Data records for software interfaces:
_ _ _

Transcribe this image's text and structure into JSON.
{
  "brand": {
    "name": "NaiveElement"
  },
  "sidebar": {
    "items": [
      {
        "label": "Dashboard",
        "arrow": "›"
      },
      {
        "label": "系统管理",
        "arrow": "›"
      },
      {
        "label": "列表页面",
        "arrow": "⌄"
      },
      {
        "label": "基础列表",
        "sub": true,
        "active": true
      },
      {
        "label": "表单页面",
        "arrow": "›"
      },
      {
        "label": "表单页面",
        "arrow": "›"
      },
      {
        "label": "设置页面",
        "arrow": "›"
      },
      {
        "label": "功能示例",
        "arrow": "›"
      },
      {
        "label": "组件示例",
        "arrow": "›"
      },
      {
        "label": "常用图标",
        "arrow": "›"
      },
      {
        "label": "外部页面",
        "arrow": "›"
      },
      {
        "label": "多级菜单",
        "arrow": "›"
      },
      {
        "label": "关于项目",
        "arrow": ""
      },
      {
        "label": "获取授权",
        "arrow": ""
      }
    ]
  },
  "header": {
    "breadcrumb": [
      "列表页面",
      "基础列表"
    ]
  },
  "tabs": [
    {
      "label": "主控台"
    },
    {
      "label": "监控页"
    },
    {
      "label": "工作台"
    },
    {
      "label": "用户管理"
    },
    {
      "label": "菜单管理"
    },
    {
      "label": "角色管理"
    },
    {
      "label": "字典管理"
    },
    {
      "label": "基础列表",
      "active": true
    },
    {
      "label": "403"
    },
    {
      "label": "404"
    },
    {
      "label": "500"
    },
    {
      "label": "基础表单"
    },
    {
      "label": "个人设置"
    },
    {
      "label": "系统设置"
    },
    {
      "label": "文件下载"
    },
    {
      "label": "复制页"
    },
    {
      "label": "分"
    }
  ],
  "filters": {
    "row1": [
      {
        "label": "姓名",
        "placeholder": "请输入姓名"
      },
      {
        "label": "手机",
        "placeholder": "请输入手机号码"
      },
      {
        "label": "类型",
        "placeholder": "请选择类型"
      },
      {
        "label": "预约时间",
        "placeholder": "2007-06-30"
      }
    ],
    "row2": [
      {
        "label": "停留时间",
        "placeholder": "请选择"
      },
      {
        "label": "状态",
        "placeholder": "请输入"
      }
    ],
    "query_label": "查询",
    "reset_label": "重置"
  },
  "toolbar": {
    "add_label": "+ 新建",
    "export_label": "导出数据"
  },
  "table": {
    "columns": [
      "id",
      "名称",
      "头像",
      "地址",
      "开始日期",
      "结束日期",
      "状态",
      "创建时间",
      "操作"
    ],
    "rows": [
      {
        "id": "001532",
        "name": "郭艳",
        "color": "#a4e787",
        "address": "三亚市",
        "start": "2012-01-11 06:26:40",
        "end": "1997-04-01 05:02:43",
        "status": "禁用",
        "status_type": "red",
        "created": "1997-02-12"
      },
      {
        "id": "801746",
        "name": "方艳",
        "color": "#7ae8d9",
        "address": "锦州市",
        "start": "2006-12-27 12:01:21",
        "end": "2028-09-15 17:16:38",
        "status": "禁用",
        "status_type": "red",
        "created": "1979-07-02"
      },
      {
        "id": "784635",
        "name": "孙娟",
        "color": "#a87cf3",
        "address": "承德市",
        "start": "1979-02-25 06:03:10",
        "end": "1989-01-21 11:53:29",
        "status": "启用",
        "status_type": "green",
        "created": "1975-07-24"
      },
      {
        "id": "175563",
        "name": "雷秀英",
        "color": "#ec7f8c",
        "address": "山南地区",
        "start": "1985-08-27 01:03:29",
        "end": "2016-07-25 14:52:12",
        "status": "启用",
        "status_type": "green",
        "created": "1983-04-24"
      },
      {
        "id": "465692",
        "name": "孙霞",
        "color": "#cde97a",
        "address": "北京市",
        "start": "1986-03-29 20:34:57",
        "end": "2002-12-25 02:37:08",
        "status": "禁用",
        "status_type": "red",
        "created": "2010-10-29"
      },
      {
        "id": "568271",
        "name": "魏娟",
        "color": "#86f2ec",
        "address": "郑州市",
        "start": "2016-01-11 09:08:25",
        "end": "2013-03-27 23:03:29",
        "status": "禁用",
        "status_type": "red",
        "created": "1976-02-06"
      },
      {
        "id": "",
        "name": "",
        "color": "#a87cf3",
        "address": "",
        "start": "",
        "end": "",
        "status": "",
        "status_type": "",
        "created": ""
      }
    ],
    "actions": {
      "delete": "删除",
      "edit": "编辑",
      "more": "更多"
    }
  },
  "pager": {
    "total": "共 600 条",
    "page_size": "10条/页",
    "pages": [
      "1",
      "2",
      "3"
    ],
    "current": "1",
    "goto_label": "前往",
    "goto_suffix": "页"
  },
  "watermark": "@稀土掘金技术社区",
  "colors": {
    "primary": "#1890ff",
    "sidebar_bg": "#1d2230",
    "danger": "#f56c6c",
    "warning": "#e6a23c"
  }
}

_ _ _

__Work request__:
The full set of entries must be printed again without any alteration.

__Answer to this problem__:
Transcribe this image's text and structure into JSON.
{
  "brand": {
    "name": "NaiveElement"
  },
  "sidebar": {
    "items": [
      {
        "label": "Dashboard",
        "arrow": "›"
      },
      {
        "label": "系统管理",
        "arrow": "›"
      },
      {
        "label": "列表页面",
        "arrow": "⌄"
      },
      {
        "label": "基础列表",
        "sub": true,
        "active": true
      },
      {
        "label": "表单页面",
        "arrow": "›"
      },
      {
        "label": "表单页面",
        "arrow": "›"
      },
      {
        "label": "设置页面",
        "arrow": "›"
      },
      {
        "label": "功能示例",
        "arrow": "›"
      },
      {
        "label": "组件示例",
        "arrow": "›"
      },
      {
        "label": "常用图标",
        "arrow": "›"
      },
      {
        "label": "外部页面",
        "arrow": "›"
      },
      {
        "label": "多级菜单",
        "arrow": "›"
      },
      {
        "label": "关于项目",
        "arrow": ""
      },
      {
        "label": "获取授权",
        "arrow": ""
      }
    ]
  },
  "header": {
    "breadcrumb": [
      "列表页面",
      "基础列表"
    ]
  },
  "tabs": [
    {
      "label": "主控台"
    },
    {
      "label": "监控页"
    },
    {
      "label": "工作台"
    },
    {
      "label": "用户管理"
    },
    {
      "label": "菜单管理"
    },
    {
      "label": "角色管理"
    },
    {
      "label": "字典管理"
    },
    {
      "label": "基础列表",
      "active": true
    },
    {
      "label": "403"
    },
    {
      "label": "404"
    },
    {
      "label": "500"
    },
    {
      "label": "基础表单"
    },
    {
      "label": "个人设置"
    },
    {
      "label": "系统设置"
    },
    {
      "label": "文件下载"
    },
    {
      "label": "复制页"
    },
    {
      "label": "分"
    }
  ],
  "filters": {
    "row1": [
      {
        "label": "姓名",
        "placeholder": "请输入姓名"
      },
      {
        "label": "手机",
        "placeholder": "请输入手机号码"
      },
      {
        "label": "类型",
        "placeholder": "请选择类型"
      },
      {
        "label": "预约时间",
        "placeholder": "2007-06-30"
      }
    ],
    "row2": [
      {
        "label": "停留时间",
        "placeholder": "请选择"
      },
      {
        "label": "状态",
        "placeholder": "请输入"
      }
    ],
    "query_label": "查询",
    "reset_label": "重置"
  },
  "toolbar": {
    "add_label": "+ 新建",
    "export_label": "导出数据"
  },
  "table": {
    "columns": [
      "id",
      "名称",
      "头像",
      "地址",
      "开始日期",
      "结束日期",
      "状态",
      "创建时间",
      "操作"
    ],
    "rows": [
      {
        "id": "001532",
        "name": "郭艳",
        "color": "#a4e787",
        "address": "三亚市",
        "start": "2012-01-11 06:26:40",
        "end": "1997-04-01 05:02:43",
        "status": "禁用",
        "status_type": "red",
        "created": "1997-02-12"
      },
      {
        "id": "801746",
        "name": "方艳",
        "color": "#7ae8d9",
        "address": "锦州市",
        "start": "2006-12-27 12:01:21",
        "end": "2028-09-15 17:16:38",
        "status": "禁用",
        "status_type": "red",
        "created": "1979-07-02"
      },
      {
        "id": "784635",
        "name": "孙娟",
        "color": "#a87cf3",
        "address": "承德市",
        "start": "1979-02-25 06:03:10",
        "end": "1989-01-21 11:53:29",
        "status": "启用",
        "status_type": "green",
        "created": "1975-07-24"
      },
      {
        "id": "175563",
        "name": "雷秀英",
        "color": "#ec7f8c",
        "address": "山南地区",
        "start": "1985-08-27 01:03:29",
        "end": "2016-07-25 14:52:12",
        "status": "启用",
        "status_type": "green",
        "created": "1983-04-24"
      },
      {
        "id": "465692",
        "name": "孙霞",
        "color": "#cde97a",
        "address": "北京市",
        "start": "1986-03-29 20:34:57",
        "end": "2002-12-25 02:37:08",
        "status": "禁用",
        "status_type": "red",
        "created": "2010-10-29"
      },
      {
        "id": "568271",
        "name": "魏娟",
        "color": "#86f2ec",
        "address": "郑州市",
        "start": "2016-01-11 09:08:25",
        "end": "2013-03-27 23:03:29",
        "status": "禁用",
        "status_type": "red",
        "created": "1976-02-06"
      },
      {
        "id": "",
        "name": "",
        "color": "#a87cf3",
        "address": "",
        "start": "",
        "end": "",
        "status": "",
        "status_type": "",
        "created": ""
      }
    ],
    "actions": {
      "delete": "删除",
      "edit": "编辑",
      "more": "更多"
    }
  },
  "pager": {
    "total": "共 600 条",
    "page_size": "10条/页",
    "pages": [
      "1",
      "2",
      "3"
    ],
    "current": "1",
    "goto_label": "前往",
    "goto_suffix": "页"
  },
  "watermark": "@稀土掘金技术社区",
  "colors": {
    "primary": "#1890ff",
    "sidebar_bg": "#1d2230",
    "danger": "#f56c6c",
    "warning": "#e6a23c"
  }
}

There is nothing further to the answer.